: Table S1. Mean scores, standard deviations, skewness, and kurtosis for scale variables (n = 124). Table S2. Hierarchical regression predicting parent-rated alliance with therapist with treatment attitude, treatment compliance, parental stress, and perceived ASD severity. Table S3. Hierarchical regression predicting caregiver-rated alliance with therapist with treatment attitude, treatment compliance, parental stress, and perceived ASD severity. Table S4. Hierarchical regression predicting parent-rated alliance with caregiver with parental stress and perceived ASD severity. Table S5. Hierarchical regression predicting caregiver-rated alliance with parent with caregiver stress and perceived ASD severity

Rights and permissions

Open Access This article is licensed under a Creative Commons Attribution 4.0 International License, which permits use, sharing, adaptation, distribution and reproduction in any medium or format, as long as you give appropriate credit to the original author(s) and the source, provide a link to the Creative Commons licence, and indicate if changes were made. The images or other third party material in this article are included in the article's Creative Commons licence, unless indicated otherwise in a credit line to the material. If material is not included in the article's Creative Commons licence and your intended use is not permitted by statutory regulation or exceeds the permitted use, you will need to obtain permission directly from the copyright holder. To view a copy of this licence, visit http://creativecommons.org/licenses/by/4.0/.

Reprints and Permissions

About this article

Verify currency and authenticity via CrossMark

Cite this article

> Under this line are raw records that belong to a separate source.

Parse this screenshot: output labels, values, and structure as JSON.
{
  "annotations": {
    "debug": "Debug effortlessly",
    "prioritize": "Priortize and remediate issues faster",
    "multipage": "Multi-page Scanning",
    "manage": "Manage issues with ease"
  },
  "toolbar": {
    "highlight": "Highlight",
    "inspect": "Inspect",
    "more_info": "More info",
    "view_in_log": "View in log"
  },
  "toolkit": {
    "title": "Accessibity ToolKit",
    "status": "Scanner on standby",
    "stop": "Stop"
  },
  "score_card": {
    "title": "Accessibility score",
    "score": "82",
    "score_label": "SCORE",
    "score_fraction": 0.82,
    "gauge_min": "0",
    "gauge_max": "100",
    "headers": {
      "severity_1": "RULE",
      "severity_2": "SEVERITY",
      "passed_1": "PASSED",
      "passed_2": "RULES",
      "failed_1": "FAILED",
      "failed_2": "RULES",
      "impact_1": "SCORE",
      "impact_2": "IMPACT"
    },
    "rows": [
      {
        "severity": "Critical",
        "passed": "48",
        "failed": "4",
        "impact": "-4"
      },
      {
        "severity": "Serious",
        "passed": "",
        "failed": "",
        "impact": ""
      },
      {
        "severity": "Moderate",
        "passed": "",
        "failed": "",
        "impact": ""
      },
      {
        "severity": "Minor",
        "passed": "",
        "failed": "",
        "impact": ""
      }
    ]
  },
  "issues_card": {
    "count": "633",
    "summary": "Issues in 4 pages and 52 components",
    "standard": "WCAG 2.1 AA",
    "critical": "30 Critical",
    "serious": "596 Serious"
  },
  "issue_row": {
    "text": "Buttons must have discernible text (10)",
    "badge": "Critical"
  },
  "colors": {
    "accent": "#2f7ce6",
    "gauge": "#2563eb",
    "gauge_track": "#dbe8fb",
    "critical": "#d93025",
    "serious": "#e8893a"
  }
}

Rilveria, J.R.C. Understanding the secondary system of therapeutic alliance in autism interventions from the perspectives of parents and caregivers. ICEP 16, 1 (2022). https://doi.org/10.1186/s40723-021-00094-6

Download citation

  • Received:

  • Accepted:

  • Published:

  • DOI: https://doi.org/10.1186/s40723-021-00094-6

Keywords

  • Autism
  • Stress
  • Therapeutic alliance
  • Treatment attitude
  • Treatment compliance